Victims of the STEM School Highlands Ranch shooting, including the parents of slain senior Kendrick Castillo, have begun the process of suing the school and the Douglas County School District for …
This item is available in full to subscribers.
If you're a print subscriber, but do not yet have an online account, click here to create one.
Click here to see your options for becoming a subscriber.
If you made a voluntary contribution in 2019-2020, but do not yet have an online account, click here to create one at no additional charge. VIP Digital Access includes access to all websites and online content.
Victims of the STEM School Highlands Ranch shooting, including the parents of slain senior Kendrick Castillo, have begun the process of suing the school and the Douglas County School District for Kendrick's death and trauma students sustained from the incident. The families also allege the school and district mishandled threats to STEM that pointed to a looming attack.
The Castillo family's claim, first reported by The Denver Post, seeks $500,000 in damages for “the wrongful death of their son.” The Post reported former STEM student Brenden Bialy and two other families of STEM students also filed claims.

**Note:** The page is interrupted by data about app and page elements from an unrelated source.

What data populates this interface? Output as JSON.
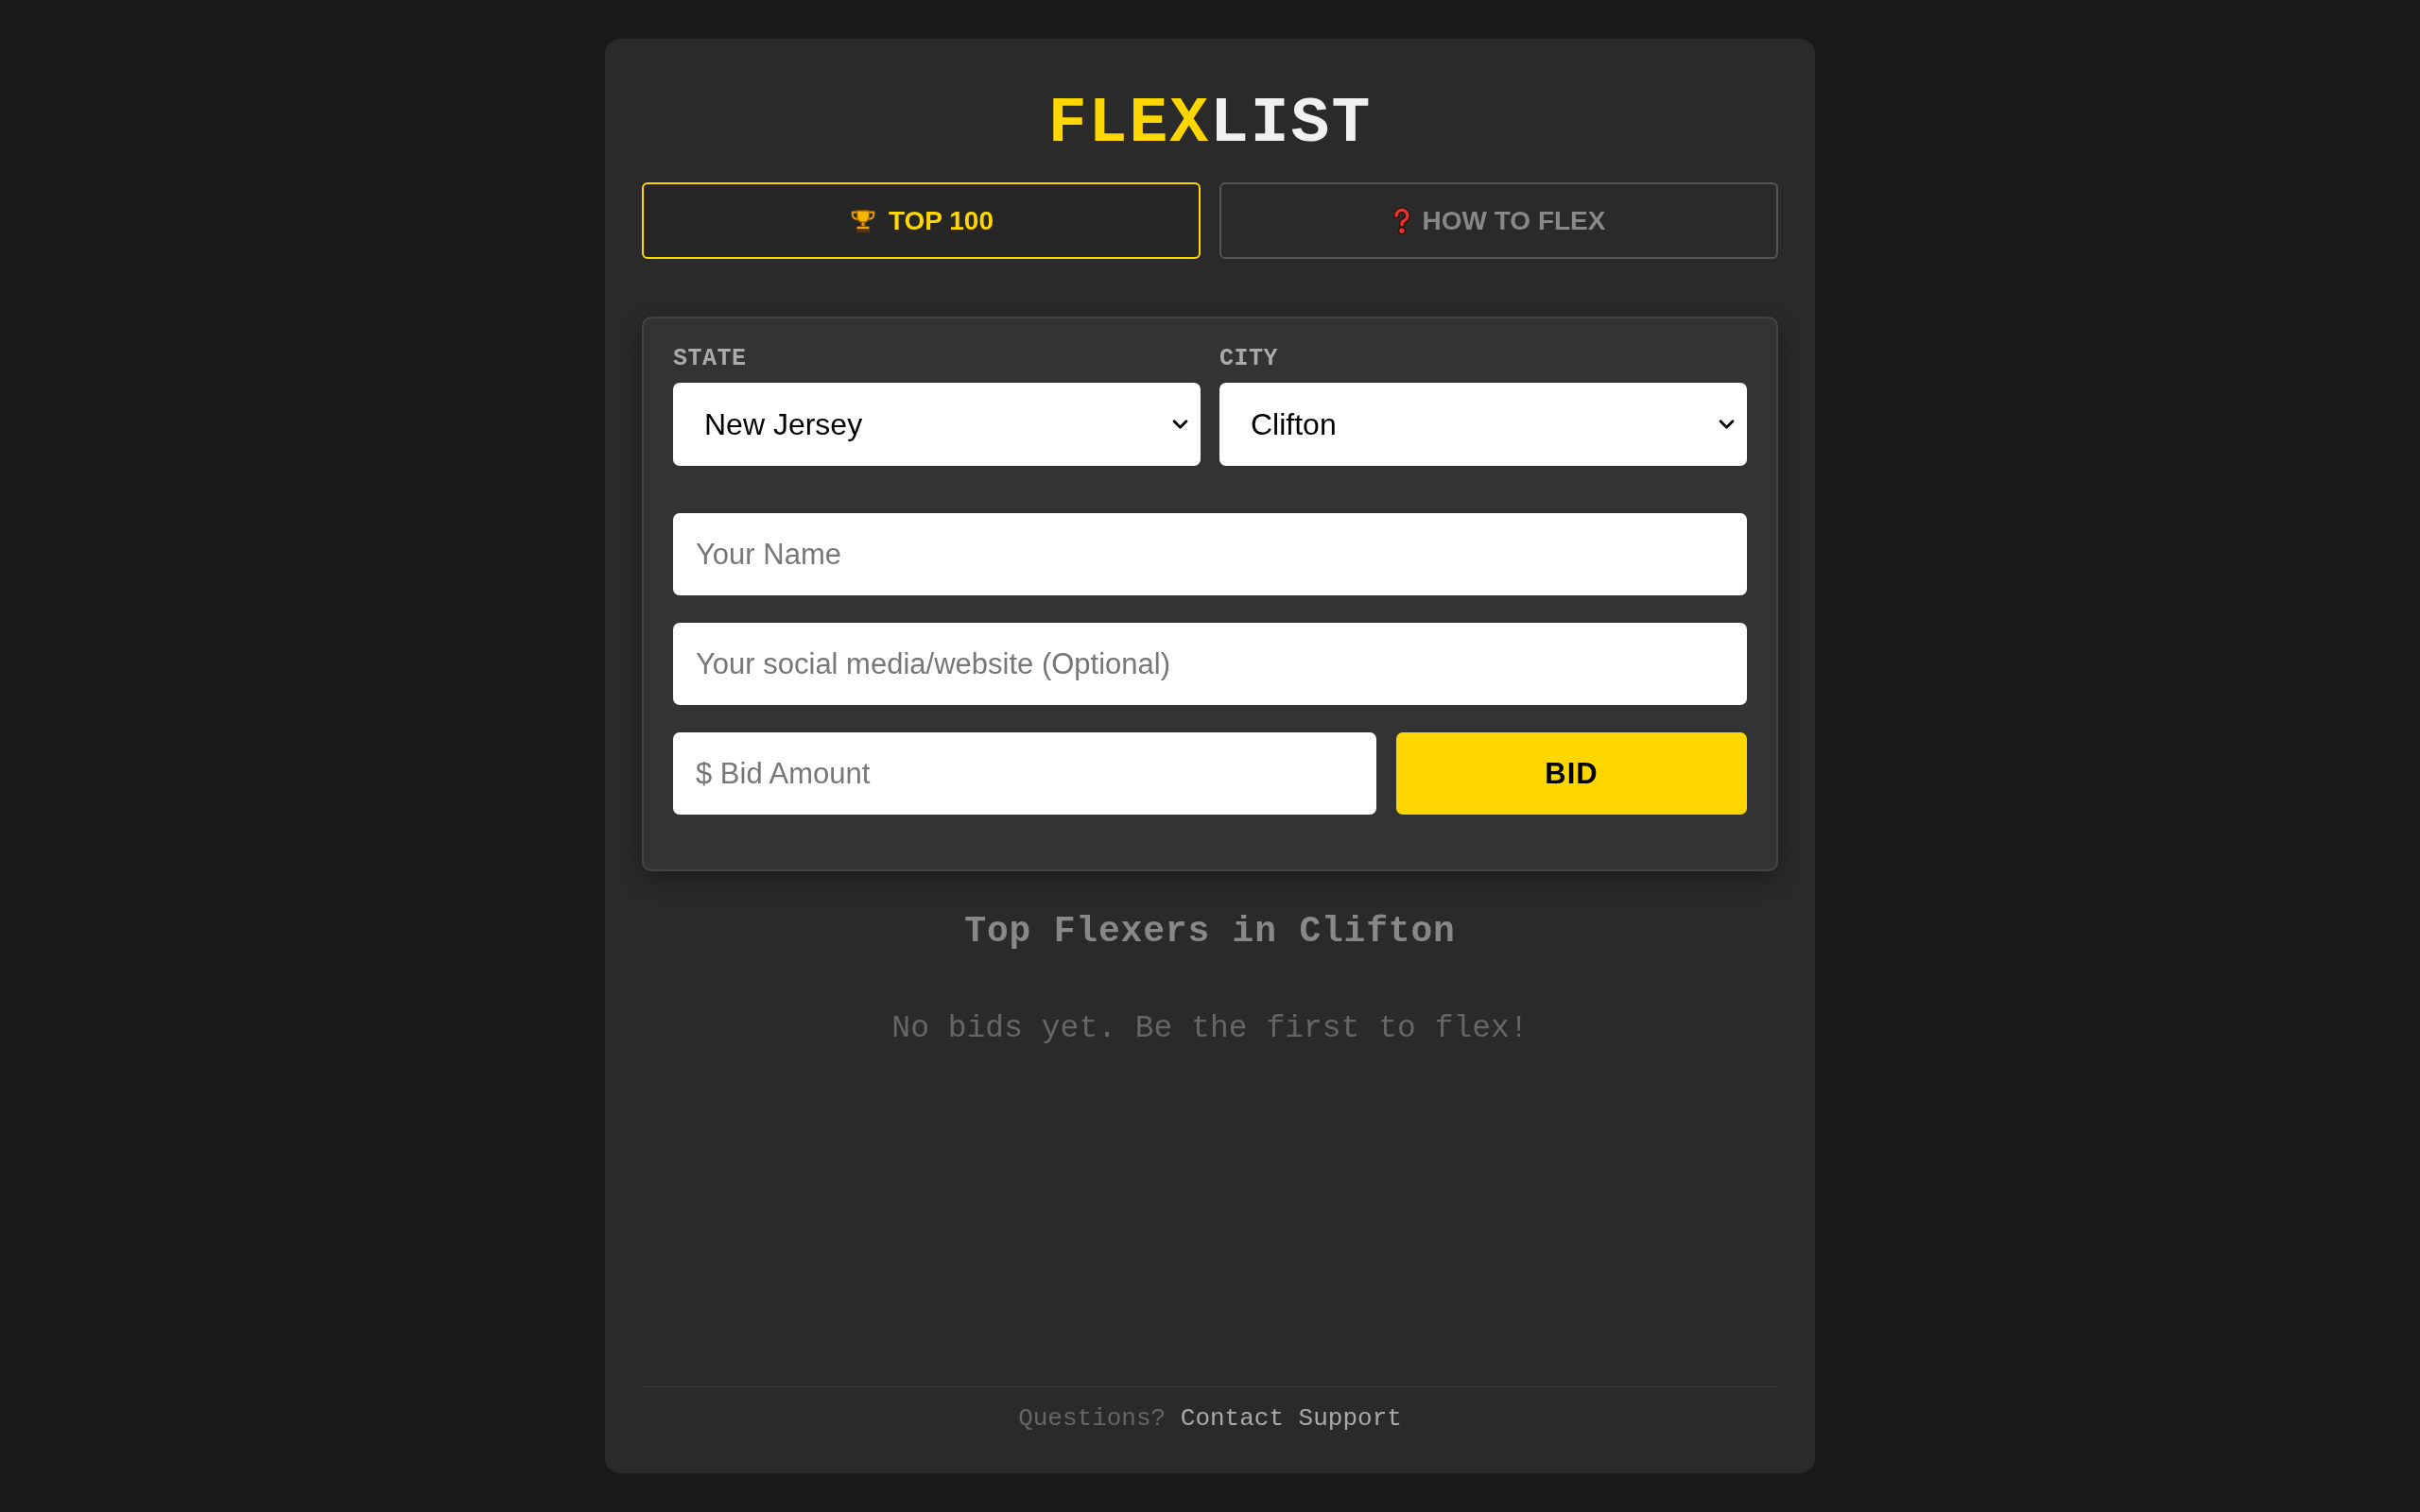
{
  "logo": {
    "accent": "FLEX",
    "text": "LIST"
  },
  "tabs": [
    {
      "label": "TOP 100",
      "selected": true
    },
    {
      "label": "HOW TO FLEX",
      "selected": false
    }
  ],
  "form": {
    "state": {
      "label": "STATE",
      "value": "New Jersey"
    },
    "city": {
      "label": "CITY",
      "value": "Clifton"
    },
    "name_field": {
      "placeholder": "Your Name"
    },
    "social_field": {
      "placeholder": "Your social media/website (Optional)"
    },
    "bid_field": {
      "placeholder": "$ Bid Amount"
    },
    "bid_button": "BID"
  },
  "leaderboard": {
    "title": "Top Flexers in Clifton",
    "empty_message": "No bids yet. Be the first to flex!"
  },
  "footer": {
    "text": "Questions?",
    "link": "Contact Support"
  }
}
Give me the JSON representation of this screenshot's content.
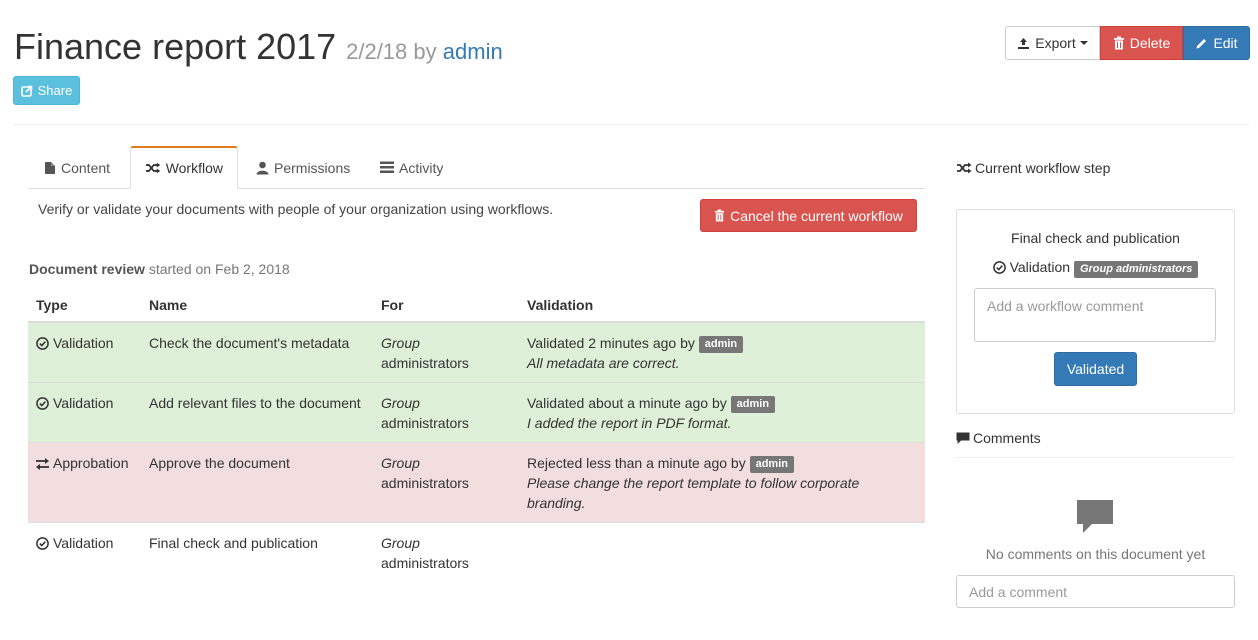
{
  "document": {
    "title": "Finance report 2017",
    "date": "2/2/18",
    "by": "by",
    "author": "admin"
  },
  "toolbar": {
    "share_label": "Share",
    "export_label": "Export",
    "delete_label": "Delete",
    "edit_label": "Edit"
  },
  "tabs": [
    {
      "label": "Content",
      "icon": "file-icon",
      "active": false
    },
    {
      "label": "Workflow",
      "icon": "shuffle-icon",
      "active": true
    },
    {
      "label": "Permissions",
      "icon": "user-icon",
      "active": false
    },
    {
      "label": "Activity",
      "icon": "list-icon",
      "active": false
    }
  ],
  "workflow": {
    "description": "Verify or validate your documents with people of your organization using workflows.",
    "cancel_label": "Cancel the current workflow",
    "review_name": "Document review",
    "review_started": "started on Feb 2, 2018",
    "columns": [
      "Type",
      "Name",
      "For",
      "Validation"
    ],
    "rows": [
      {
        "status": "success",
        "type": "Validation",
        "type_icon": "check-circle-icon",
        "name": "Check the document's metadata",
        "for_group": "Group",
        "for_name": "administrators",
        "validation": "Validated 2 minutes ago by",
        "validator": "admin",
        "comment": "All metadata are correct."
      },
      {
        "status": "success",
        "type": "Validation",
        "type_icon": "check-circle-icon",
        "name": "Add relevant files to the document",
        "for_group": "Group",
        "for_name": "administrators",
        "validation": "Validated about a minute ago by",
        "validator": "admin",
        "comment": "I added the report in PDF format."
      },
      {
        "status": "danger",
        "type": "Approbation",
        "type_icon": "transfer-icon",
        "name": "Approve the document",
        "for_group": "Group",
        "for_name": "administrators",
        "validation": "Rejected less than a minute ago by",
        "validator": "admin",
        "comment": "Please change the report template to follow corporate branding."
      },
      {
        "status": "plain",
        "type": "Validation",
        "type_icon": "check-circle-icon",
        "name": "Final check and publication",
        "for_group": "Group",
        "for_name": "administrators",
        "validation": "",
        "validator": "",
        "comment": ""
      }
    ]
  },
  "current_step": {
    "heading": "Current workflow step",
    "title": "Final check and publication",
    "type": "Validation",
    "group_badge": "Group administrators",
    "comment_placeholder": "Add a workflow comment",
    "validated_label": "Validated"
  },
  "comments": {
    "heading": "Comments",
    "empty_text": "No comments on this document yet",
    "add_placeholder": "Add a comment"
  },
  "colors": {
    "primary": "#337ab7",
    "danger": "#d9534f",
    "info": "#5bc0de",
    "success_row": "#dff0d8",
    "danger_row": "#f2dede",
    "active_tab_accent": "#e07a1f"
  }
}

Bialy, Kendrick Castillo and classmate Joshua Jones rushed one of the alleged shooters at the onset of the May 7 shooting. Kendrick Castillo was fatally shot in the confrontation. Eight more students were injured.
STEM students Devon Erickson, then 18, and Alec McKinney, 16, were arrested the day of the shooting for allegedly plotting the attack and opening fire in a British literature class. They face 44 felony charges each for their suspected roles in the shooting.
The victims' claims, officially called “notice of claims,” are written notices to government agencies that someone believes the public entity caused personal injury or a wrongful death.
John Castillo, Kendrick's father, told Colorado Community Media he could not comment on the claim at this time. He said he is focused on keeping Kendrick's memory alive through honors the teen has received since his death, but he believes the claims will shed light on what led to the tragedy.
“It's about trying to make our schools and communities safer by obtaining truths and details about what happened on May 7,” he said.
The Castillos' attorney, Dan Caplis, said the family could not offer interviews at this stage in the process, but he provided news media a prepared statement and a copy of the family's claim.
“Mr. and Mrs. Castillo are determined to do everything in their power to prevent Colorado students and teachers from being shot to death in their school. That includes using the legal process to reveal the full truth about what led up to the attack that took the life of their heroic son Kendrick,” the statement reads.
The Castillo family's claim states STEM School Highlands Ranch and the Douglas County School District failed to protect Kendrick and the school by not addressing multiple warning signs.
As of April 29, 2019, an internet user based in Littleton edited the school's Wikipedia profile to say `Do they work? We shall see,” in reference to the school's anti-suicide and school shooting prevention programs described on the webpage.
A parent also warned of a future school shooting at STEM, but the district and charter school “failed to take appropriate and necessary action to protect Kendrick Castillo and other students, faculty and staff at STEM School Highlands Ranch,” the claim states.
The district did not provide “the appropriate individuals” or STEM School Highlands Ranch with information regarding Erickson and McKinney, and both the school and district failed to notice warning signs of future violent behavior from each of the teen suspects, the claim states.
The district and STEM didn't prevent the suspects from bringing weapons into the school and allowed Erickson to come and go from the classroom, according to the Castillos' claim.
A spokeswoman for the Douglas County School District said the district had no comment on the claims. A spokeswoman for STEM said the school disagrees with the claims but cannot comment further while the claims are active.
Other items that may interest you
We have noticed you are using an ad blocking plugin in your browser.
The revenue we receive from our advertisers helps make this site possible. We request you whitelist our site.